With the impending closure of SAPs maintenance window for SAP R/3, users may be nervous about the prospect of paying too much for maintenance or, even more drastically, about migrating to the as-yet murky unknown of Oracles Project Fusion alternative.
One things for sure, though: With the growing options for on-demand or software as a service models, customers have a lot more options now, and sticking with legacy software is no longer the given it once was.
As eWEEKs Renee Ferguson reports, under a licensing structure introduced last year dubbed 5-1-2, users on 4.6C and older systems are facing either a maintenance shutout or a potentially significant support fee hike by the end of next year—a deadline thats getting pretty darn close, if youre talking about something as mission-critical as an ERP system.
Many users, faced with impending changes in their system support plan, are upgrading to SAPs newer platforms—Enterprise 4.7 or mySAP 5.0, aka ECC (Enterprise Central Component) 5.0.
But others Ferguson talked to are taking a wait-and-see approach. Oracles entry into the ERP landscape is a big part of that, as it has promised Project Fusion could, within a few years, present intriguing new possibilities for migrating off of SAP.
So users at this point have a number of options. They can decide to resist temptation to sign up for more expensive maintenance fees and just go ahead and support themselves.
SAP is desperately hoping they dont choose that option, of course—after all, what vendor wants to have a dead piece of software hanging around their neck forever?
Then again, users could rethink their overall ERP strategy.
With the advent of Web services or on-demand technologies, some companies might well decide to scale back on their existing in-house IT software resources, noted Albert Pang, an IDC analyst.
"Make no mistake about it," Pang said, "theres intrinsic value that some of the legacy systems can provide to these users. But above and beyond that, a lot of customers might feel, Well, does it make sense to continue to get into this big ball of wax, compared with a smaller implementation, or compared with Web-based type of deliveries, and other software and services available to them?"
At this point, ERP customers should be debating the pros and cons of running these monstrous systems behind their own firewalls.
If youre looking at procurement technologies, you dont have to keep using SAP products for that. As long as you find ways to maintain accounting and interfaces to the back end, or the management functions, then on the front end you can use any one of the best-in-breed solutions or on-demand services to do strategic sourcing, contract management or employee self-service, for example, Pang said.
"I dont think thats such a cut-and-dried situation where a company has no choice but to continue to invest in their legacy systems," he said.
There are two things happening that are influencing the opening of choice for ERP customers.
First, is the affects of globalization, which forces companies to push a tremendous amount of capital into keeping legacy systems running on a global basis.
Second, even with the existing systems out there, there are just so many pockets of the world that a legacy ERP system or R/3 system can support.

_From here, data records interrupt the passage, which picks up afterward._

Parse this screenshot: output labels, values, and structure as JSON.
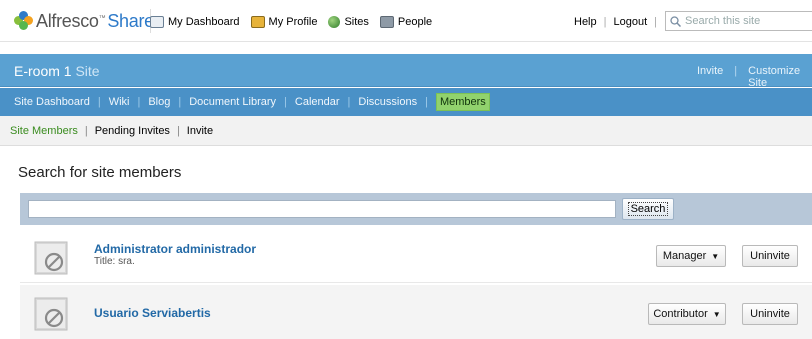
{
  "header": {
    "logo_word": "Alfresco",
    "logo_product": "Share",
    "nav": [
      {
        "label": "My Dashboard",
        "icon": "dashboard-icon"
      },
      {
        "label": "My Profile",
        "icon": "profile-icon"
      },
      {
        "label": "Sites",
        "icon": "sites-icon"
      },
      {
        "label": "People",
        "icon": "people-icon"
      }
    ],
    "help": "Help",
    "logout": "Logout",
    "search_placeholder": "Search this site"
  },
  "site": {
    "name": "E-room 1",
    "suffix": "Site",
    "actions": [
      "Invite",
      "Customize Site"
    ]
  },
  "site_nav": {
    "items": [
      "Site Dashboard",
      "Wiki",
      "Blog",
      "Document Library",
      "Calendar",
      "Discussions"
    ],
    "active": "Members"
  },
  "sub_nav": {
    "items": [
      "Site Members",
      "Pending Invites",
      "Invite"
    ]
  },
  "main": {
    "heading": "Search for site members",
    "search_button": "Search",
    "members": [
      {
        "name": "Administrator administrador",
        "title_label": "Title:",
        "title_value": "sra.",
        "role": "Manager",
        "action": "Uninvite"
      },
      {
        "name": "Usuario Serviabertis",
        "role": "Contributor",
        "action": "Uninvite"
      }
    ]
  },
  "colors": {
    "site_bar": "#5aa1d2",
    "site_nav": "#4a91c7",
    "active_tab": "#91d26d",
    "link": "#2269a6",
    "search_bar": "#b7c7d8"
  }
}
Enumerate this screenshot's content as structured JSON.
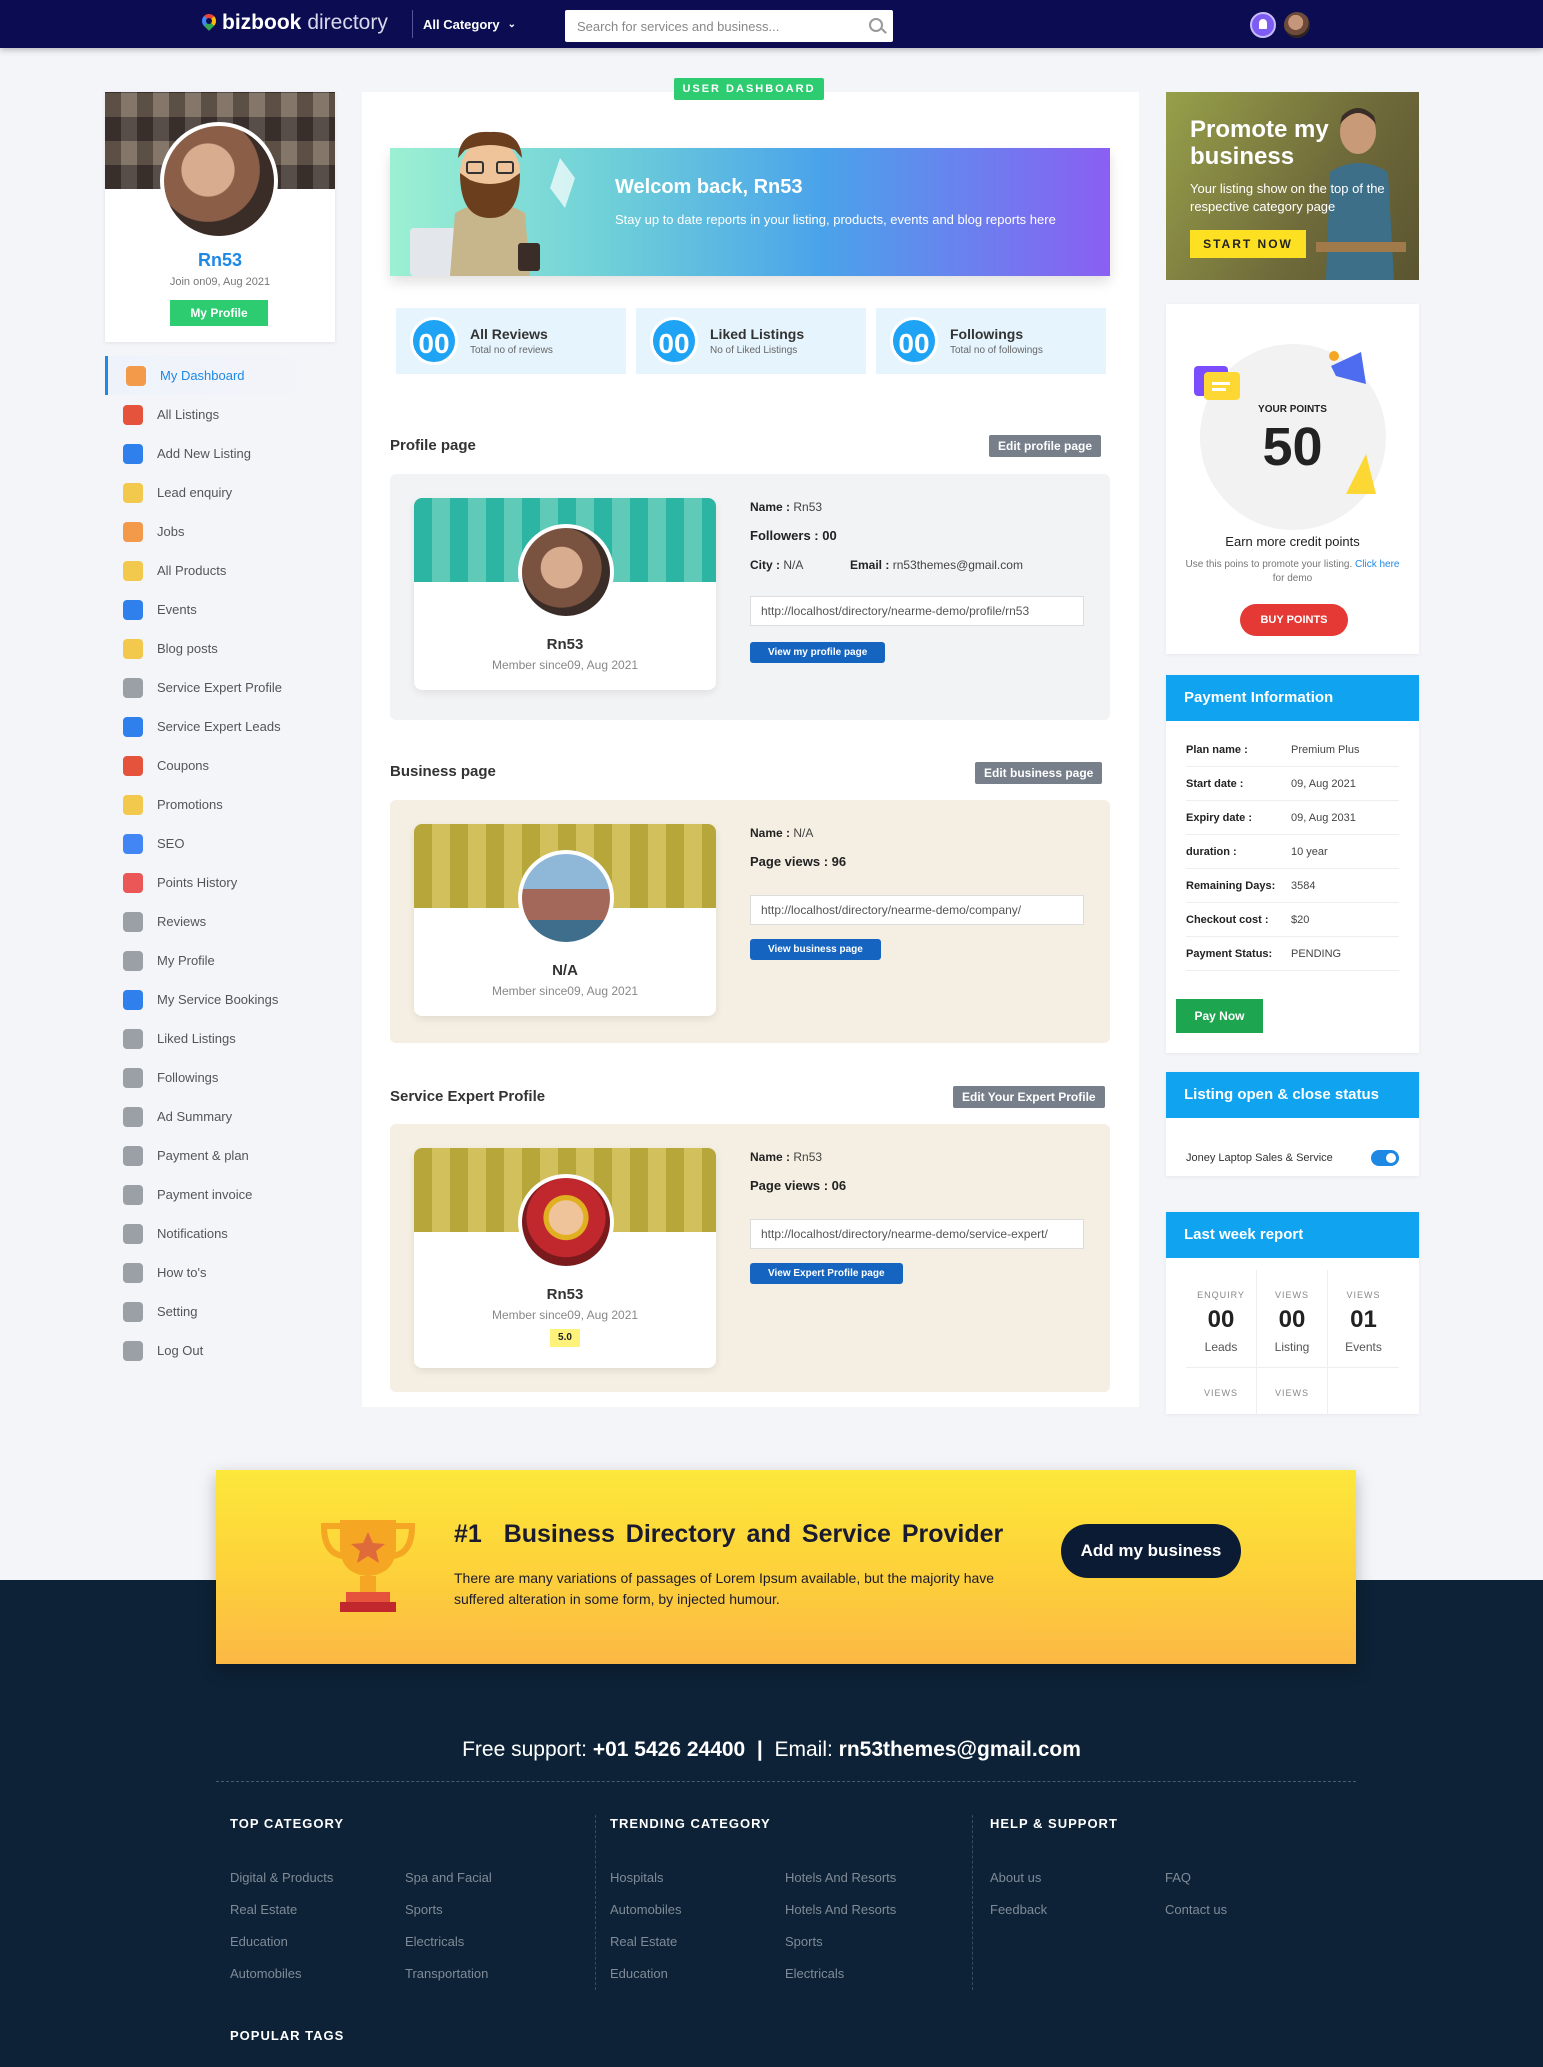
{
  "topbar": {
    "logo_bold": "bizbook",
    "logo_light": "directory",
    "category": "All Category",
    "search_placeholder": "Search for services and business..."
  },
  "profile": {
    "name": "Rn53",
    "joined": "Join on09, Aug 2021",
    "button": "My Profile"
  },
  "menu": [
    {
      "label": "My Dashboard",
      "icon": "dashboard-icon",
      "color": "#f2994a"
    },
    {
      "label": "All Listings",
      "icon": "listings-icon",
      "color": "#e5533d"
    },
    {
      "label": "Add New Listing",
      "icon": "add-listing-icon",
      "color": "#2f80ed"
    },
    {
      "label": "Lead enquiry",
      "icon": "lead-icon",
      "color": "#f2c94c"
    },
    {
      "label": "Jobs",
      "icon": "jobs-icon",
      "color": "#f2994a"
    },
    {
      "label": "All Products",
      "icon": "products-icon",
      "color": "#f2c94c"
    },
    {
      "label": "Events",
      "icon": "events-icon",
      "color": "#2f80ed"
    },
    {
      "label": "Blog posts",
      "icon": "blog-icon",
      "color": "#f2c94c"
    },
    {
      "label": "Service Expert Profile",
      "icon": "expert-icon",
      "color": "#9aa0a6"
    },
    {
      "label": "Service Expert Leads",
      "icon": "expert-leads-icon",
      "color": "#2f80ed"
    },
    {
      "label": "Coupons",
      "icon": "coupons-icon",
      "color": "#e5533d"
    },
    {
      "label": "Promotions",
      "icon": "promotions-icon",
      "color": "#f2c94c"
    },
    {
      "label": "SEO",
      "icon": "google-icon",
      "color": "#4285f4"
    },
    {
      "label": "Points History",
      "icon": "points-icon",
      "color": "#eb5757"
    },
    {
      "label": "Reviews",
      "icon": "reviews-icon",
      "color": "#9aa0a6"
    },
    {
      "label": "My Profile",
      "icon": "profile-icon",
      "color": "#9aa0a6"
    },
    {
      "label": "My Service Bookings",
      "icon": "bookings-icon",
      "color": "#2f80ed"
    },
    {
      "label": "Liked Listings",
      "icon": "heart-icon",
      "color": "#9aa0a6"
    },
    {
      "label": "Followings",
      "icon": "followings-icon",
      "color": "#9aa0a6"
    },
    {
      "label": "Ad Summary",
      "icon": "ad-icon",
      "color": "#9aa0a6"
    },
    {
      "label": "Payment & plan",
      "icon": "payment-icon",
      "color": "#9aa0a6"
    },
    {
      "label": "Payment invoice",
      "icon": "invoice-icon",
      "color": "#9aa0a6"
    },
    {
      "label": "Notifications",
      "icon": "bell-icon",
      "color": "#9aa0a6"
    },
    {
      "label": "How to's",
      "icon": "help-icon",
      "color": "#9aa0a6"
    },
    {
      "label": "Setting",
      "icon": "gear-icon",
      "color": "#9aa0a6"
    },
    {
      "label": "Log Out",
      "icon": "logout-icon",
      "color": "#9aa0a6"
    }
  ],
  "dashboard": {
    "badge": "USER DASHBOARD",
    "welcome": "Welcom back, Rn53",
    "welcome_sub": "Stay up to date reports in your listing, products, events and blog reports here",
    "stats": [
      {
        "value": "00",
        "title": "All Reviews",
        "sub": "Total no of reviews"
      },
      {
        "value": "00",
        "title": "Liked Listings",
        "sub": "No of Liked Listings"
      },
      {
        "value": "00",
        "title": "Followings",
        "sub": "Total no of followings"
      }
    ]
  },
  "profile_page": {
    "heading": "Profile page",
    "edit": "Edit profile page",
    "card_name": "Rn53",
    "card_since": "Member since09, Aug 2021",
    "name_label": "Name :",
    "name_value": "Rn53",
    "followers": "Followers : 00",
    "city_label": "City :",
    "city_value": "N/A",
    "email_label": "Email :",
    "email_value": "rn53themes@gmail.com",
    "url": "http://localhost/directory/nearme-demo/profile/rn53",
    "view": "View my profile page"
  },
  "business_page": {
    "heading": "Business page",
    "edit": "Edit business page",
    "card_name": "N/A",
    "card_since": "Member since09, Aug 2021",
    "name_label": "Name :",
    "name_value": "N/A",
    "views": "Page views : 96",
    "url": "http://localhost/directory/nearme-demo/company/",
    "view": "View business page"
  },
  "expert_page": {
    "heading": "Service Expert Profile",
    "edit": "Edit Your Expert Profile",
    "card_name": "Rn53",
    "card_since": "Member since09, Aug 2021",
    "rating": "5.0",
    "name_label": "Name :",
    "name_value": "Rn53",
    "views": "Page views : 06",
    "url": "http://localhost/directory/nearme-demo/service-expert/",
    "view": "View Expert Profile page"
  },
  "promo": {
    "title": "Promote my business",
    "text": "Your listing show on the top of the respective category page",
    "button": "START NOW"
  },
  "points": {
    "label": "YOUR POINTS",
    "value": "50",
    "earn": "Earn more credit points",
    "desc_pre": "Use this poins to promote your listing.",
    "link": "Click here",
    "desc_post": "for demo",
    "button": "BUY POINTS"
  },
  "payment": {
    "title": "Payment Information",
    "rows": [
      {
        "k": "Plan name :",
        "v": "Premium Plus"
      },
      {
        "k": "Start date :",
        "v": "09, Aug 2021"
      },
      {
        "k": "Expiry date :",
        "v": "09, Aug 2031"
      },
      {
        "k": "duration :",
        "v": "10 year"
      },
      {
        "k": "Remaining Days:",
        "v": "3584"
      },
      {
        "k": "Checkout cost :",
        "v": "$20"
      },
      {
        "k": "Payment Status:",
        "v": "PENDING"
      }
    ],
    "button": "Pay Now"
  },
  "listing_status": {
    "title": "Listing open & close status",
    "item": "Joney Laptop Sales & Service",
    "enabled": true
  },
  "report": {
    "title": "Last week report",
    "cells": [
      {
        "top": "ENQUIRY",
        "value": "00",
        "bottom": "Leads"
      },
      {
        "top": "VIEWS",
        "value": "00",
        "bottom": "Listing"
      },
      {
        "top": "VIEWS",
        "value": "01",
        "bottom": "Events"
      },
      {
        "top": "VIEWS",
        "value": "",
        "bottom": ""
      },
      {
        "top": "VIEWS",
        "value": "",
        "bottom": ""
      },
      {
        "top": "",
        "value": "",
        "bottom": ""
      }
    ]
  },
  "cta": {
    "heading": "#1  Business Directory and Service Provider",
    "text": "There are many variations of passages of Lorem Ipsum available, but the majority have suffered alteration in some form, by injected humour.",
    "button": "Add my business"
  },
  "footer": {
    "support_label": "Free support:",
    "phone": "+01 5426 24400",
    "sep": "|",
    "email_label": "Email:",
    "email": "rn53themes@gmail.com",
    "top_category": "TOP CATEGORY",
    "top_links": [
      "Digital & Products",
      "Spa and Facial",
      "Real Estate",
      "Sports",
      "Education",
      "Electricals",
      "Automobiles",
      "Transportation"
    ],
    "trending_category": "TRENDING CATEGORY",
    "trending_links": [
      "Hospitals",
      "Hotels And Resorts",
      "Automobiles",
      "Hotels And Resorts",
      "Real Estate",
      "Sports",
      "Education",
      "Electricals"
    ],
    "help": "HELP & SUPPORT",
    "help_links": [
      "About us",
      "FAQ",
      "Feedback",
      "Contact us"
    ],
    "popular_tags": "POPULAR TAGS"
  },
  "colors": {
    "nav": "#0c0c53",
    "accent": "#1e88e5",
    "green": "#2ecc71",
    "footer": "#0d2236"
  }
}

The more globalized a company becomes, the greater the need there is to leverage the Internet, either with software as services or with on-demand models.
Payroll support differs both by country and by region, for example. Doesnt it make sense to outsource to a service provider so all you need to do is to make a connection at the metadata level?
SAP may well come up with alternative methods for customers to get the support they need to keep their R/3 and other legacy systems running. It will be expensive, but its not impossible.
But given that there are so many options available, and there are so many technologies and service providers that can take up the slack, shouldnt it be high time to recheck the technology roadmap?
Enterprises can start by looking at the gaps that exist: gaps such as different localization support, different payroll processing requirements, different supply chain-related types of business processes.
All of these things are changing before our very eyes. Just look at what UPS can do nowadays: The company can set up a warehouse all over the world.
Why would you want to keep running your own warehouse applications? The same applies to e-recruiting or to payroll processing. These all used to be under the domain of the legacy applications, but thats no longer the case.
Legacy systems arent going anywhere. But their role most certainly is evolving, and not much can—or should—be taken for granted anymore.
Lisa Vaas is Ziff Davis Internets news editor in charge of operations. She is also the editor of eWEEK.coms Database and Business Intelligence topic center. She has been with eWEEK and eWEEK.com since 1995, most recently covering enterprise applications and database technology. She can be reached at email@example.com.